Yesterday, Chrysler fired it's "new media" agency because of a profane tweet one of its employees posted on Chrysler's corporate feed.
Chrysler also issued a statement apologizing for the tweet...
"Statement in Response to Inappropriate Tweet from @ChryslerAutos
This morning an inappropriate comment was issued from the Chrysler brand Twitter handle, @ChryslerAutos, via our social media agency of record, New Media Strategies (NMS). After further investigation, it was discovered that the statement was issued by an NMS employee, who has since been terminated.
Chrysler Group and its brands do not tolerate inappropriate language or behavior and apologize to anyone who may have been offended by this communication. Furthermore, the Company has set in place appropriate steps to ensure that this does not happen again."

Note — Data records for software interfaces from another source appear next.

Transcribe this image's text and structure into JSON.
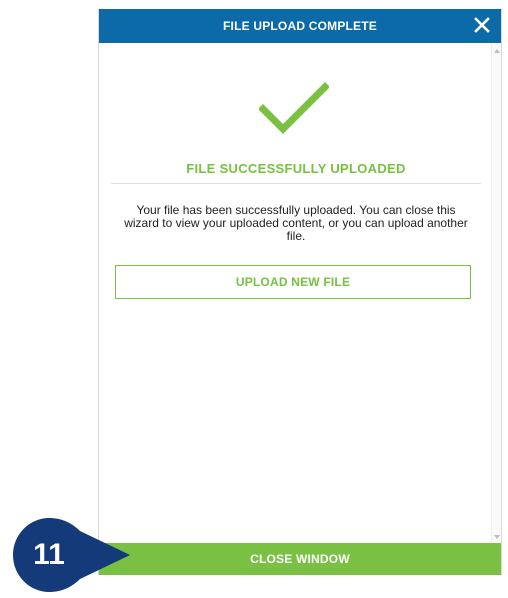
{
  "dialog": {
    "title": "FILE UPLOAD COMPLETE",
    "close_icon": "close-icon",
    "success_icon": "checkmark-icon",
    "success_heading": "FILE SUCCESSFULLY UPLOADED",
    "message": "Your file has been successfully uploaded. You can close this wizard to view your uploaded content, or you can upload another file.",
    "upload_button_label": "UPLOAD NEW FILE",
    "close_window_label": "CLOSE WINDOW"
  },
  "step_marker": {
    "number": "11",
    "color": "#153a7a"
  },
  "colors": {
    "header": "#0b6aa7",
    "accent_green": "#7ac143",
    "text": "#222222"
  }
}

The problem with the tweet wasn't the inappropriate language; not in today's culture and not while your signature TV commercial features a misogynistic rapper who's famous for dropping the f-bomb. My guess is most of their 8,000 followers actually appreciated the humanity behind the tweet. After all, who hasn't sworn at someone who cut them off.

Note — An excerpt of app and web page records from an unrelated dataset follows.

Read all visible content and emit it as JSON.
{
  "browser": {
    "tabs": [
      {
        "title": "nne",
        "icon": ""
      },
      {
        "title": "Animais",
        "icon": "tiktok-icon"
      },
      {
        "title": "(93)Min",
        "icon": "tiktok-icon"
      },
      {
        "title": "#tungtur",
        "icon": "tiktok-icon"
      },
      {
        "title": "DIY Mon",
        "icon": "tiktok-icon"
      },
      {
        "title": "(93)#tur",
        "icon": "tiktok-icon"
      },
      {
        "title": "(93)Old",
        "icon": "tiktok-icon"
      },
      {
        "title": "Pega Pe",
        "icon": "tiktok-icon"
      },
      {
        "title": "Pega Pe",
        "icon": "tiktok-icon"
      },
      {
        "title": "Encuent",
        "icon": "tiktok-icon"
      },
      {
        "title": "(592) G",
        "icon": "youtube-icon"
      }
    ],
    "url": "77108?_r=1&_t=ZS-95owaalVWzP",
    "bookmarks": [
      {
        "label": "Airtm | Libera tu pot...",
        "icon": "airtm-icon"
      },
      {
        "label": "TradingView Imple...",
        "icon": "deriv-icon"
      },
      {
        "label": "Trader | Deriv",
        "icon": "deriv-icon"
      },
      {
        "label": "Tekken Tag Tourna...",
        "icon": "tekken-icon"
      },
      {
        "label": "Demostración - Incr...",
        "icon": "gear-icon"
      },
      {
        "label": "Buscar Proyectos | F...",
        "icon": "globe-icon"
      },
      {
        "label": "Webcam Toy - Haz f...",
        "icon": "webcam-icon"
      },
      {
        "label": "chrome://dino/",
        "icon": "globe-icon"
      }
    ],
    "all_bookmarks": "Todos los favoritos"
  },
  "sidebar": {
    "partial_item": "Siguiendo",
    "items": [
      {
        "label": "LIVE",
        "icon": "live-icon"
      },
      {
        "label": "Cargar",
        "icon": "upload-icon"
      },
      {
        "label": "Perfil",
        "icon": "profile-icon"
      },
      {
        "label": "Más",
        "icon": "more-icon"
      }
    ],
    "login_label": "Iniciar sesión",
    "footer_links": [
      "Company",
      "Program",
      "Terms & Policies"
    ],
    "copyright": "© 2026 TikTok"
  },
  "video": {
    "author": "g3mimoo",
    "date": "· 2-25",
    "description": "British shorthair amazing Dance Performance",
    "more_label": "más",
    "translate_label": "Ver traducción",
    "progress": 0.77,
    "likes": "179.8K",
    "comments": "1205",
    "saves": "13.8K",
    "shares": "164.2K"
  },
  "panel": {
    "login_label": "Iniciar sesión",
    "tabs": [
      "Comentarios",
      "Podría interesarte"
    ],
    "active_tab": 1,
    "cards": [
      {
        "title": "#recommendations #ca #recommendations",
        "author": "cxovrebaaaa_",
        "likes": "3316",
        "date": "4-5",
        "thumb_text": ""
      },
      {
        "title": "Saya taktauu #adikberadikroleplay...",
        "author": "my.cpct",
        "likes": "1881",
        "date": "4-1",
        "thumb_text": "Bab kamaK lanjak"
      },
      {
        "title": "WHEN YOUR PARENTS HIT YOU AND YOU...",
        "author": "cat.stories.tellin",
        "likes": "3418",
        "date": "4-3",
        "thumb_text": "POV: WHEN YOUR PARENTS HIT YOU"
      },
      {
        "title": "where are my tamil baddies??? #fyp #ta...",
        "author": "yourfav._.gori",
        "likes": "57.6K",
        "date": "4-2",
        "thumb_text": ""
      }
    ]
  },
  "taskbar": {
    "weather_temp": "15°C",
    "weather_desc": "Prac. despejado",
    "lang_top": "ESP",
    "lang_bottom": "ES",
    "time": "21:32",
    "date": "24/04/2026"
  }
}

The real problem with the tweet is the contempt it shows for the city of Detroit and its people by the employee of the social media agency who posted it.

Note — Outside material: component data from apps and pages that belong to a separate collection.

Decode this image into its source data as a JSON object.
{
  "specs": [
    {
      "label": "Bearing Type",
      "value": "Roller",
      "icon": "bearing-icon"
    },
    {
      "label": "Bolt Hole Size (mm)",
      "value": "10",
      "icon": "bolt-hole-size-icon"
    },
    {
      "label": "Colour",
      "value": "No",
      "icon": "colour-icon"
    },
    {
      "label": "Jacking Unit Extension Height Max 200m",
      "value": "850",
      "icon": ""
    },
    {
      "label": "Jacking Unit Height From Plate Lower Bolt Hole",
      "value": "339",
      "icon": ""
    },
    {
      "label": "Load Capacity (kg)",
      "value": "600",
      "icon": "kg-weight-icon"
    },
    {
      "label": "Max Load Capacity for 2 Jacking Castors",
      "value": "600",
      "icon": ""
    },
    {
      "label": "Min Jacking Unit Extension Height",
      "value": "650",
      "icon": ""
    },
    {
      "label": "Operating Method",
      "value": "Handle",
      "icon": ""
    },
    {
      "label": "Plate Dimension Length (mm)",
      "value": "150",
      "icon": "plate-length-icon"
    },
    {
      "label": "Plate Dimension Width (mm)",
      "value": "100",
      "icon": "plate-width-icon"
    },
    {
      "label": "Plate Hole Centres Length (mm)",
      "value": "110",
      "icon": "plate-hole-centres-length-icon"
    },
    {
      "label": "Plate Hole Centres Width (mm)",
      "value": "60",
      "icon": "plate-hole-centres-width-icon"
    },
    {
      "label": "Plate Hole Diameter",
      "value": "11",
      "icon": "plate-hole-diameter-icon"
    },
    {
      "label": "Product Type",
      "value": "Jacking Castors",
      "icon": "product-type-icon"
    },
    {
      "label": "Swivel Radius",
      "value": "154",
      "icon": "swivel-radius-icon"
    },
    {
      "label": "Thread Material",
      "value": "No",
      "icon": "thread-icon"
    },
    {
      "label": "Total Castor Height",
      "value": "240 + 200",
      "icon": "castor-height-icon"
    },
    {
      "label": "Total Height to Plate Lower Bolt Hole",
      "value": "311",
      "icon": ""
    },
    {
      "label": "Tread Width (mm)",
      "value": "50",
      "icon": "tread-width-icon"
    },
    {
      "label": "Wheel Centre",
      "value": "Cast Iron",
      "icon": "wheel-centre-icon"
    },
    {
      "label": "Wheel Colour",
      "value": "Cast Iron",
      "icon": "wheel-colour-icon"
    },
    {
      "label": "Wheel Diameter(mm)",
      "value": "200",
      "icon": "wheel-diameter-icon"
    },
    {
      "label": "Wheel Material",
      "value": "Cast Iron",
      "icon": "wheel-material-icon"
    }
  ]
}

Chrysler's campaign "Imported From Detroit" is an homage to all that is good with the city. Yes, it's tough, gritty, but the underlying message is that the people here are good, hard-working, honest, creative and any communication that comes from Chrysler creating dissonance with that, undermines the credibility of the whole campaign.
If their partners aren't smart enough or disciplined enough to understand that, then they aren't good partners.
Chrysler did the right thing.